To many, the image of the Free Church of Scotland is of stern, colourless men and women seemingly intent on being unhappy. But the Church's leader yesterday called on members to do more to make the faith more appealing, making it a home for everyone.

The Rev David Meredith, the moderator of the Free Church General Assembly, warned that members are regarded as a "quaint relic from a bygone age". He said more excitement and edginess should be demonstrated in the Church, in a major break from tradition.

He said it would be great to hear "as much Polish and Mandarin spoken in the foyers of our churches as Gaelic". He added: "The achievement of this inclusive ethos is tied up with our preaching. The principle is that we get into our churches the very types of people that our preaching is aimed at. In Scotland in 2010 this means that we aim our teaching at everyone.

"A good start would be the Goth and the granny."

Earlier this month it was revealed that a growing group of members is pushing to lift a century-long ban on hymn-singing and the playing of musical instruments in the Free Church. A committee is currently examining the way the Church worships and if change is needed.



  1. I’m an old goth (as opposed to a Visigoth and/or Ostrogoth), and I would LOVE to sing Bauhaus songs during Mass. 😉

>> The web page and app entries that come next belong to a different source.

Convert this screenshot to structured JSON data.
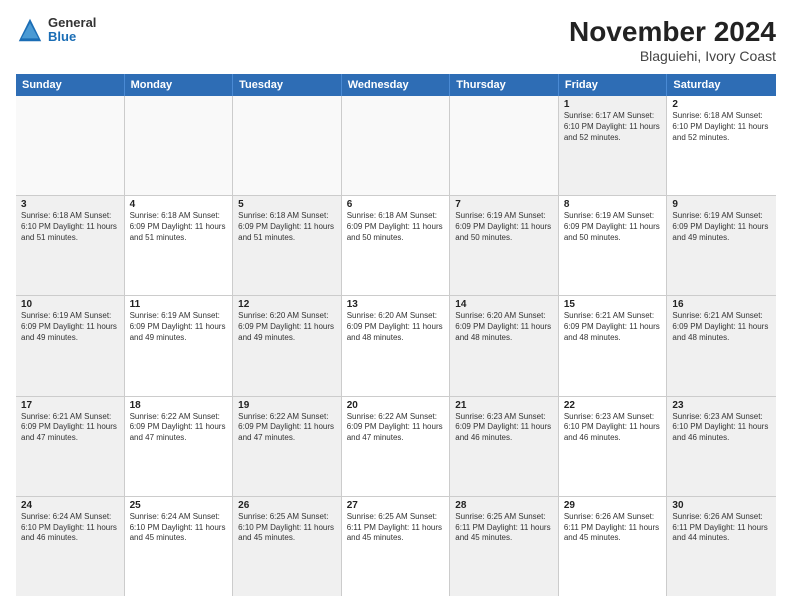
{
  "logo": {
    "general": "General",
    "blue": "Blue"
  },
  "title": "November 2024",
  "subtitle": "Blaguiehi, Ivory Coast",
  "days_of_week": [
    "Sunday",
    "Monday",
    "Tuesday",
    "Wednesday",
    "Thursday",
    "Friday",
    "Saturday"
  ],
  "weeks": [
    [
      {
        "day": "",
        "info": "",
        "empty": true
      },
      {
        "day": "",
        "info": "",
        "empty": true
      },
      {
        "day": "",
        "info": "",
        "empty": true
      },
      {
        "day": "",
        "info": "",
        "empty": true
      },
      {
        "day": "",
        "info": "",
        "empty": true
      },
      {
        "day": "1",
        "info": "Sunrise: 6:17 AM\nSunset: 6:10 PM\nDaylight: 11 hours and 52 minutes.",
        "shaded": true
      },
      {
        "day": "2",
        "info": "Sunrise: 6:18 AM\nSunset: 6:10 PM\nDaylight: 11 hours and 52 minutes.",
        "shaded": false
      }
    ],
    [
      {
        "day": "3",
        "info": "Sunrise: 6:18 AM\nSunset: 6:10 PM\nDaylight: 11 hours and 51 minutes.",
        "shaded": true
      },
      {
        "day": "4",
        "info": "Sunrise: 6:18 AM\nSunset: 6:09 PM\nDaylight: 11 hours and 51 minutes.",
        "shaded": false
      },
      {
        "day": "5",
        "info": "Sunrise: 6:18 AM\nSunset: 6:09 PM\nDaylight: 11 hours and 51 minutes.",
        "shaded": true
      },
      {
        "day": "6",
        "info": "Sunrise: 6:18 AM\nSunset: 6:09 PM\nDaylight: 11 hours and 50 minutes.",
        "shaded": false
      },
      {
        "day": "7",
        "info": "Sunrise: 6:19 AM\nSunset: 6:09 PM\nDaylight: 11 hours and 50 minutes.",
        "shaded": true
      },
      {
        "day": "8",
        "info": "Sunrise: 6:19 AM\nSunset: 6:09 PM\nDaylight: 11 hours and 50 minutes.",
        "shaded": false
      },
      {
        "day": "9",
        "info": "Sunrise: 6:19 AM\nSunset: 6:09 PM\nDaylight: 11 hours and 49 minutes.",
        "shaded": true
      }
    ],
    [
      {
        "day": "10",
        "info": "Sunrise: 6:19 AM\nSunset: 6:09 PM\nDaylight: 11 hours and 49 minutes.",
        "shaded": true
      },
      {
        "day": "11",
        "info": "Sunrise: 6:19 AM\nSunset: 6:09 PM\nDaylight: 11 hours and 49 minutes.",
        "shaded": false
      },
      {
        "day": "12",
        "info": "Sunrise: 6:20 AM\nSunset: 6:09 PM\nDaylight: 11 hours and 49 minutes.",
        "shaded": true
      },
      {
        "day": "13",
        "info": "Sunrise: 6:20 AM\nSunset: 6:09 PM\nDaylight: 11 hours and 48 minutes.",
        "shaded": false
      },
      {
        "day": "14",
        "info": "Sunrise: 6:20 AM\nSunset: 6:09 PM\nDaylight: 11 hours and 48 minutes.",
        "shaded": true
      },
      {
        "day": "15",
        "info": "Sunrise: 6:21 AM\nSunset: 6:09 PM\nDaylight: 11 hours and 48 minutes.",
        "shaded": false
      },
      {
        "day": "16",
        "info": "Sunrise: 6:21 AM\nSunset: 6:09 PM\nDaylight: 11 hours and 48 minutes.",
        "shaded": true
      }
    ],
    [
      {
        "day": "17",
        "info": "Sunrise: 6:21 AM\nSunset: 6:09 PM\nDaylight: 11 hours and 47 minutes.",
        "shaded": true
      },
      {
        "day": "18",
        "info": "Sunrise: 6:22 AM\nSunset: 6:09 PM\nDaylight: 11 hours and 47 minutes.",
        "shaded": false
      },
      {
        "day": "19",
        "info": "Sunrise: 6:22 AM\nSunset: 6:09 PM\nDaylight: 11 hours and 47 minutes.",
        "shaded": true
      },
      {
        "day": "20",
        "info": "Sunrise: 6:22 AM\nSunset: 6:09 PM\nDaylight: 11 hours and 47 minutes.",
        "shaded": false
      },
      {
        "day": "21",
        "info": "Sunrise: 6:23 AM\nSunset: 6:09 PM\nDaylight: 11 hours and 46 minutes.",
        "shaded": true
      },
      {
        "day": "22",
        "info": "Sunrise: 6:23 AM\nSunset: 6:10 PM\nDaylight: 11 hours and 46 minutes.",
        "shaded": false
      },
      {
        "day": "23",
        "info": "Sunrise: 6:23 AM\nSunset: 6:10 PM\nDaylight: 11 hours and 46 minutes.",
        "shaded": true
      }
    ],
    [
      {
        "day": "24",
        "info": "Sunrise: 6:24 AM\nSunset: 6:10 PM\nDaylight: 11 hours and 46 minutes.",
        "shaded": true
      },
      {
        "day": "25",
        "info": "Sunrise: 6:24 AM\nSunset: 6:10 PM\nDaylight: 11 hours and 45 minutes.",
        "shaded": false
      },
      {
        "day": "26",
        "info": "Sunrise: 6:25 AM\nSunset: 6:10 PM\nDaylight: 11 hours and 45 minutes.",
        "shaded": true
      },
      {
        "day": "27",
        "info": "Sunrise: 6:25 AM\nSunset: 6:11 PM\nDaylight: 11 hours and 45 minutes.",
        "shaded": false
      },
      {
        "day": "28",
        "info": "Sunrise: 6:25 AM\nSunset: 6:11 PM\nDaylight: 11 hours and 45 minutes.",
        "shaded": true
      },
      {
        "day": "29",
        "info": "Sunrise: 6:26 AM\nSunset: 6:11 PM\nDaylight: 11 hours and 45 minutes.",
        "shaded": false
      },
      {
        "day": "30",
        "info": "Sunrise: 6:26 AM\nSunset: 6:11 PM\nDaylight: 11 hours and 44 minutes.",
        "shaded": true
      }
    ]
  ]
}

  2. Bauhaus lived up the road from me back in the 70s. I saw them once at the Nags Head in Wollaston. The deejay for the night was John Peel. There was no such thing as Goth at the time, of course and the punks thought Bauhaus were just a Bowie rip off band. The turning point for the band, as far as being cool was concerned, was when they got Bela Lugosi’s Dead onto the Cat People soundtrack. One of my favourite films by the way.

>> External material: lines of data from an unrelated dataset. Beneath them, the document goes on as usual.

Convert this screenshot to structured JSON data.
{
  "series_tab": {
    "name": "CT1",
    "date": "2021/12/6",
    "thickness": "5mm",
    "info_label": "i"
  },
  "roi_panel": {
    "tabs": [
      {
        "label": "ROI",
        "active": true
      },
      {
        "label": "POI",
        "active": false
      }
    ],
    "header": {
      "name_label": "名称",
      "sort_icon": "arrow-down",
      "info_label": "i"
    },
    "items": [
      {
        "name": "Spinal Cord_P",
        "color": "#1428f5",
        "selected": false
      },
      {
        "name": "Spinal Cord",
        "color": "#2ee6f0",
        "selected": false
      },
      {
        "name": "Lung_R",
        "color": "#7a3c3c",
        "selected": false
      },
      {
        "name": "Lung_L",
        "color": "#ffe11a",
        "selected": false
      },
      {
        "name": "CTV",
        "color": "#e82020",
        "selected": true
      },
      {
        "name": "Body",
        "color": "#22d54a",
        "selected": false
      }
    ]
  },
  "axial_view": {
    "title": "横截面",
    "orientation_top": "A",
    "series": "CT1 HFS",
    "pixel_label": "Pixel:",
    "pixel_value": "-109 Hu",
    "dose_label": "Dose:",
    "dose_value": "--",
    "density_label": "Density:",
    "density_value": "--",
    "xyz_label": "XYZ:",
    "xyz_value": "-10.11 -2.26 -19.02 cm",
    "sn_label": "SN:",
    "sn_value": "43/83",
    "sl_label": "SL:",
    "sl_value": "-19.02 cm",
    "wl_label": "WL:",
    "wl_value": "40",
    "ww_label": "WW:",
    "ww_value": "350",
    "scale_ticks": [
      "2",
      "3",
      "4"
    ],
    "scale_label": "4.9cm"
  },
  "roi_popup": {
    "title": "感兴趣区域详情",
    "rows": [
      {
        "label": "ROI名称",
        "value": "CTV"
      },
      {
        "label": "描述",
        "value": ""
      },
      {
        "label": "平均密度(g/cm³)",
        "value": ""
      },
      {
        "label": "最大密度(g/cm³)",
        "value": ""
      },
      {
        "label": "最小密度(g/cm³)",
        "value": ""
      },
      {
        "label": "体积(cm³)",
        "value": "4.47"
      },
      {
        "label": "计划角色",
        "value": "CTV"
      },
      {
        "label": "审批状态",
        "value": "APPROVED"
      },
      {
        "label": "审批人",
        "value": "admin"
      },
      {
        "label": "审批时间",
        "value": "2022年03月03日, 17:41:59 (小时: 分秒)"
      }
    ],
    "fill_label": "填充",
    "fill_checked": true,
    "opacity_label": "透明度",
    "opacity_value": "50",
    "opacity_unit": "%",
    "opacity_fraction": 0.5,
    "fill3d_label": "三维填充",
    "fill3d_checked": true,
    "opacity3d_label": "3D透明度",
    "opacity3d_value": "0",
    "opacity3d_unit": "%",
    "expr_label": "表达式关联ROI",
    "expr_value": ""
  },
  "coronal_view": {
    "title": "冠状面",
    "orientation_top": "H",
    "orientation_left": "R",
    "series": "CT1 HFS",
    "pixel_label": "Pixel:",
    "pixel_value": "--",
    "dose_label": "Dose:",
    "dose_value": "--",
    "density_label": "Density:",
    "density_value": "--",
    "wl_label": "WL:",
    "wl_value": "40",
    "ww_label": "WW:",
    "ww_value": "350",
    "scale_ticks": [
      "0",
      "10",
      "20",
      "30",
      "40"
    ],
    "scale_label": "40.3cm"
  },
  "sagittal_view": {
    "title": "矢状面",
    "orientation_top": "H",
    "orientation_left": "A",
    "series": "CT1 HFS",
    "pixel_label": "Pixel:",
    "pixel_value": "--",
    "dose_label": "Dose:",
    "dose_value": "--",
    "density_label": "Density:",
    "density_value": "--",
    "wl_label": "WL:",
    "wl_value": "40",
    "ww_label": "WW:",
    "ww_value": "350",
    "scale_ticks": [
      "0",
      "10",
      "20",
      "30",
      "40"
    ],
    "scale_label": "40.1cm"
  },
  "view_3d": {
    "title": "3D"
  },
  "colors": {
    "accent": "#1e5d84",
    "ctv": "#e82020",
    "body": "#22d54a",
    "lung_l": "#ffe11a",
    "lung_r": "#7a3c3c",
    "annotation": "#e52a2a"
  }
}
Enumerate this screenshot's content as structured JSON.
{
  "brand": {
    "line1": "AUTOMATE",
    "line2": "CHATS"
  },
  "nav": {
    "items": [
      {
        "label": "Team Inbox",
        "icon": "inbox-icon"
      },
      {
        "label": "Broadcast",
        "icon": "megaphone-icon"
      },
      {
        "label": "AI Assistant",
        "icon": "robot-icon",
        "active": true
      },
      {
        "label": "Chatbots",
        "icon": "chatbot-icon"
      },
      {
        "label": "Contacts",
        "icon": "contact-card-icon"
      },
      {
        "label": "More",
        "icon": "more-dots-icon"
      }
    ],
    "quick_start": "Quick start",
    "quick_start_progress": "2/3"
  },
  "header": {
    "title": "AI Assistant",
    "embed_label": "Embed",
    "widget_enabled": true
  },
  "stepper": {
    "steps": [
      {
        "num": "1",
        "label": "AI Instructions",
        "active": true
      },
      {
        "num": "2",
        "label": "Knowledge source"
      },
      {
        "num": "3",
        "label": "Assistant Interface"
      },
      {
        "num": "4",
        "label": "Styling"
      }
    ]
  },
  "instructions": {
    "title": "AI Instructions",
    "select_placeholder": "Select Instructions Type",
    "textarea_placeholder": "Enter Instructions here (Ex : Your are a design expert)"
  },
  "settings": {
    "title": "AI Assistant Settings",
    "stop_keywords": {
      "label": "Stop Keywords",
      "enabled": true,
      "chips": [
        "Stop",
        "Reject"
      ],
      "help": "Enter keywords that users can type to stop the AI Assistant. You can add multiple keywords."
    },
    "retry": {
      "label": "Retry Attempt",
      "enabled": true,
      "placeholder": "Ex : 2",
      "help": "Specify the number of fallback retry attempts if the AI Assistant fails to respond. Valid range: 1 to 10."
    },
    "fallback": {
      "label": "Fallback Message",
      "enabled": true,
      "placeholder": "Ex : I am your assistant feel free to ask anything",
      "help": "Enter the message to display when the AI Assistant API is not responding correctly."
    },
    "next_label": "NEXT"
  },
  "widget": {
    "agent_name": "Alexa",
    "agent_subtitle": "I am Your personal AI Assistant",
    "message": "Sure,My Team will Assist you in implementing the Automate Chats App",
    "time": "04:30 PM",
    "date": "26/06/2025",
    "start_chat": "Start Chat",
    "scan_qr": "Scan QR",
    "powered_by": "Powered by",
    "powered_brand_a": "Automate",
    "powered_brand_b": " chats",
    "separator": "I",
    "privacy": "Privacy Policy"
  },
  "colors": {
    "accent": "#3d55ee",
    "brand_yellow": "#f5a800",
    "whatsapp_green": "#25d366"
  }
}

  3. Was it the Free Church (wouldn’t they say “Kirk”?) of Scotland that were the seemingly-in-rigor-mortis buzzkills seen in the film Breaking the Waves? [Awesome flick, BTW.]